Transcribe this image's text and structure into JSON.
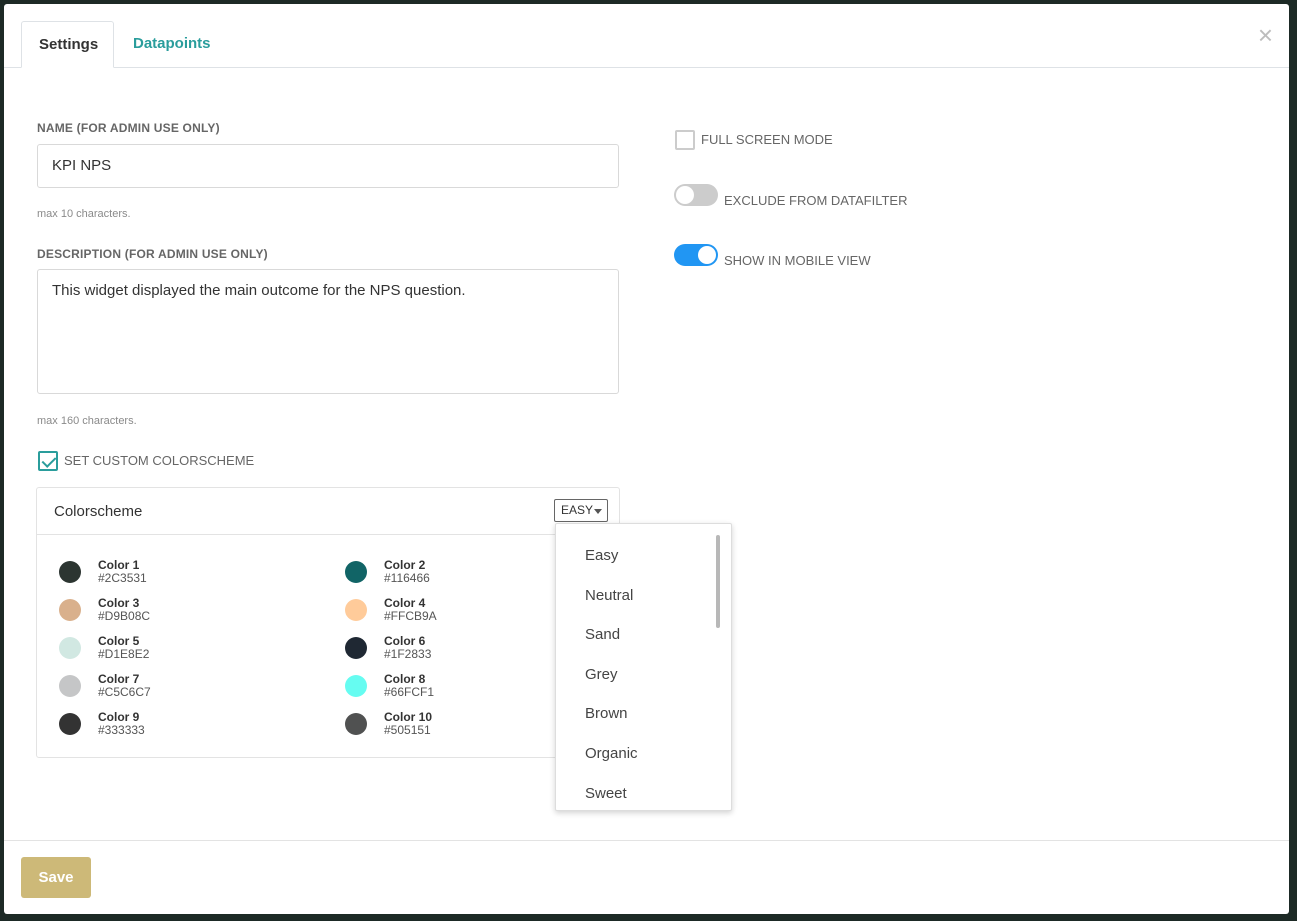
{
  "tabs": {
    "settings": "Settings",
    "datapoints": "Datapoints"
  },
  "close_icon": "×",
  "name": {
    "label": "NAME (FOR ADMIN USE ONLY)",
    "value": "KPI NPS",
    "hint": "max 10 characters."
  },
  "description": {
    "label": "DESCRIPTION (FOR ADMIN USE ONLY)",
    "value": "This widget displayed the main outcome for the NPS question.",
    "hint": "max 160 characters."
  },
  "custom_colorscheme": {
    "label": "SET CUSTOM COLORSCHEME",
    "checked": true
  },
  "options": {
    "full_screen": {
      "label": "FULL SCREEN MODE",
      "checked": false
    },
    "exclude_datafilter": {
      "label": "EXCLUDE FROM DATAFILTER",
      "on": false
    },
    "mobile_view": {
      "label": "SHOW IN MOBILE VIEW",
      "on": true
    }
  },
  "colorscheme": {
    "title": "Colorscheme",
    "selected": "EASY",
    "colors": [
      {
        "name": "Color 1",
        "hex": "#2C3531"
      },
      {
        "name": "Color 2",
        "hex": "#116466"
      },
      {
        "name": "Color 3",
        "hex": "#D9B08C"
      },
      {
        "name": "Color 4",
        "hex": "#FFCB9A"
      },
      {
        "name": "Color 5",
        "hex": "#D1E8E2"
      },
      {
        "name": "Color 6",
        "hex": "#1F2833"
      },
      {
        "name": "Color 7",
        "hex": "#C5C6C7"
      },
      {
        "name": "Color 8",
        "hex": "#66FCF1"
      },
      {
        "name": "Color 9",
        "hex": "#333333"
      },
      {
        "name": "Color 10",
        "hex": "#505151"
      }
    ],
    "options": [
      "Easy",
      "Neutral",
      "Sand",
      "Grey",
      "Brown",
      "Organic",
      "Sweet"
    ]
  },
  "footer": {
    "save_label": "Save"
  },
  "accent_colors": {
    "teal": "#2a9d9c",
    "toggle_on": "#2196f3",
    "save_button": "#cdb978"
  }
}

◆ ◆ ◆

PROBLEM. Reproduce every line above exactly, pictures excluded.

SOLUTION TO THIS EXERCISE.
Transcribe this image's text and structure into JSON.
{
  "tabs": {
    "settings": "Settings",
    "datapoints": "Datapoints"
  },
  "close_icon": "×",
  "name": {
    "label": "NAME (FOR ADMIN USE ONLY)",
    "value": "KPI NPS",
    "hint": "max 10 characters."
  },
  "description": {
    "label": "DESCRIPTION (FOR ADMIN USE ONLY)",
    "value": "This widget displayed the main outcome for the NPS question.",
    "hint": "max 160 characters."
  },
  "custom_colorscheme": {
    "label": "SET CUSTOM COLORSCHEME",
    "checked": true
  },
  "options": {
    "full_screen": {
      "label": "FULL SCREEN MODE",
      "checked": false
    },
    "exclude_datafilter": {
      "label": "EXCLUDE FROM DATAFILTER",
      "on": false
    },
    "mobile_view": {
      "label": "SHOW IN MOBILE VIEW",
      "on": true
    }
  },
  "colorscheme": {
    "title": "Colorscheme",
    "selected": "EASY",
    "colors": [
      {
        "name": "Color 1",
        "hex": "#2C3531"
      },
      {
        "name": "Color 2",
        "hex": "#116466"
      },
      {
        "name": "Color 3",
        "hex": "#D9B08C"
      },
      {
        "name": "Color 4",
        "hex": "#FFCB9A"
      },
      {
        "name": "Color 5",
        "hex": "#D1E8E2"
      },
      {
        "name": "Color 6",
        "hex": "#1F2833"
      },
      {
        "name": "Color 7",
        "hex": "#C5C6C7"
      },
      {
        "name": "Color 8",
        "hex": "#66FCF1"
      },
      {
        "name": "Color 9",
        "hex": "#333333"
      },
      {
        "name": "Color 10",
        "hex": "#505151"
      }
    ],
    "options": [
      "Easy",
      "Neutral",
      "Sand",
      "Grey",
      "Brown",
      "Organic",
      "Sweet"
    ]
  },
  "footer": {
    "save_label": "Save"
  },
  "accent_colors": {
    "teal": "#2a9d9c",
    "toggle_on": "#2196f3",
    "save_button": "#cdb978"
  }
}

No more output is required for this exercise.